Tuesday, June 19, 2007

Fred Thompson Speaks to Policy Exchange

You will find the entire speech here at Townhall. Go read it. There's a good chance Thompson will be the GOP nominee; you might as well learn what he's saying to our most important ally. My favorite part is addressed to those in Europe who think the world needs a balance to America:

For many Americans, there is a concern that even among our friends, some people are instinctively uncomfortable with U.S. power. Some on the Continent speak of the need for Europe to balance U.S. influence. Americans worry that this sentiment could, over time, lead to an uncoupling of the alliance. And if constraining U.S. power is that important, would our European friends be comfortable with other powers serving as a counterweight to the United States?

Some who seek to check U.S. power believe that legitimacy may only be conferred by international consensus as represented by the UN Security Council. They ask, “If a country can invade another nation for its own good reasons, what is the logical stopping point?”

The American response is to ask how, then, does one justify non-Security-Council-sanctioned actions, such as Kosovo? What are nations allowed to do when the UN cannot muster the political will to act? How many countries must be involved in an action before legitimacy is conferred? Is it just European countries that count? And, how do we deal with problems in concert when many of us don’t agree on the extent or nature of the problem?

For our part, we in the United States must make a better case for our views and our actions. It is possible that things that are perfectly obvious to us may not be so obvious even to those who wish us well. We must be willing to listen and we must be willing to share our intelligence to the maximum extent appropriate.

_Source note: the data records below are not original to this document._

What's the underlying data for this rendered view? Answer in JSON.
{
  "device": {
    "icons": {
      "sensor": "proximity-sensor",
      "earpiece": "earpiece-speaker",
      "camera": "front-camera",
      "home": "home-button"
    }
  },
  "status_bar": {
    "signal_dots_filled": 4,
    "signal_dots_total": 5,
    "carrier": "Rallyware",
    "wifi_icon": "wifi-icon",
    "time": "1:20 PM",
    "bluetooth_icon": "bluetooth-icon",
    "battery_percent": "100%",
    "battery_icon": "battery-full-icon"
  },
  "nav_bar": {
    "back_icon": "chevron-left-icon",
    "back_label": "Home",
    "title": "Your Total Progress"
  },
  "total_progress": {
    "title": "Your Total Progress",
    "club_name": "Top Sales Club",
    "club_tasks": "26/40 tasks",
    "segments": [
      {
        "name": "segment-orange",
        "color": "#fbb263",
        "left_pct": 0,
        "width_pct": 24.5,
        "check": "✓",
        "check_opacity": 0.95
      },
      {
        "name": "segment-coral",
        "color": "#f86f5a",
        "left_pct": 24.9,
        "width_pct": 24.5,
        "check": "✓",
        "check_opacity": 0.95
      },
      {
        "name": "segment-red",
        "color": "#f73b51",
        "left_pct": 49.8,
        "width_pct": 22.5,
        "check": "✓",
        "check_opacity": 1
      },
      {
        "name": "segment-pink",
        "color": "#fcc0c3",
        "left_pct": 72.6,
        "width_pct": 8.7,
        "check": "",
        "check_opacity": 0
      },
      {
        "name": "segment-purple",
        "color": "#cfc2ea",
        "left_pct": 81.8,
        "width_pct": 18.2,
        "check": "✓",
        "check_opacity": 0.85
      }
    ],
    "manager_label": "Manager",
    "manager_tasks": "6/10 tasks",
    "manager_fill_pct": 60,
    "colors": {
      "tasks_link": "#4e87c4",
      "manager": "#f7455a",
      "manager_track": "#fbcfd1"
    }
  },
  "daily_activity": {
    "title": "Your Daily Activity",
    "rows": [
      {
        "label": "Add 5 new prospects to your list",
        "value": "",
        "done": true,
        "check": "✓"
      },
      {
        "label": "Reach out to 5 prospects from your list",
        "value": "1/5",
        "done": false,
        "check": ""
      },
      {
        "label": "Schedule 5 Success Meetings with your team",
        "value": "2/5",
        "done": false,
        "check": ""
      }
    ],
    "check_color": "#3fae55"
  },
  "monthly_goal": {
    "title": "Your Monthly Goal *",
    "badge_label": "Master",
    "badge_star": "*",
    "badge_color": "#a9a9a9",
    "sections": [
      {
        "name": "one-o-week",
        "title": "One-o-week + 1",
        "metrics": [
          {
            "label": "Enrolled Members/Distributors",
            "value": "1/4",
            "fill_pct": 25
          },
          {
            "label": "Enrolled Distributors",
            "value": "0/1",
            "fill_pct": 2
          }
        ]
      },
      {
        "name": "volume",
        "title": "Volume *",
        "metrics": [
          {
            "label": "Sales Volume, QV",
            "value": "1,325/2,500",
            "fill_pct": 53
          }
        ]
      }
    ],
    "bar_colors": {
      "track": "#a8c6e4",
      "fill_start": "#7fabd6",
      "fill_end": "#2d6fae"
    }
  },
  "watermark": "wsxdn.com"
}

We must be prepared to make our case not just privately, but to the people of Europe and the world in order to build political support for cooperation. The world is not stronger if America is weaker – or is perceived to be weaker. The same is true of Britain and truer still of our NATO alliance. And we must be capable of making that case.

In return, it is fair to expect that our allies will not put their trade and commercial interests above world security. It is also fair to ask that Europeans consider the consequences if they are wrong about the threat to the Western world.

Even with Britain, France and Germany now led by people who are more or less pro-America, there's no question that there's a substantial constituency in Europe for a check on American influence. Given the unlikelihood that a strong and united Europe can play that role, there's probably no such counterweight that available that Europe would probably find acceptable. So they're stuck with us.

The question is how to make that work better for all concerned. Thompson's formulation is not 'rocket science,' but it's good to lay it out nonetheless.

Update: By the way, Dick Morris argues that Thompson won't win the nomination because -- basically -- he doesn't look good on TV. I may be going out on a limb, but I bet he'll do just fine.

Update II: Here are a few videos from the Q&A (apparently) where he addresses Iran and Lady Thatcher. They're from the Britain and America blog (which is loading slowly)

Iran is particularly important, since there's a good chance that Iran will be a more salient election issue in 2008 than will Iraq.

Hat Tip: Glenn

1 comment:

Anonymous said...

Well Kosovo is a poor example of his point, as this was a NATO exercise and America was answering a chapter 4 submission from an ally. Therefore the choice in Kosovo was to act, or reject the premise of the NATO alliance. A better example is the one he, understandably, did not want to use--Iraq.
Iraq is clearly a non-NATO non-security council invasion, and it is difficult to come up with something similar on the same scale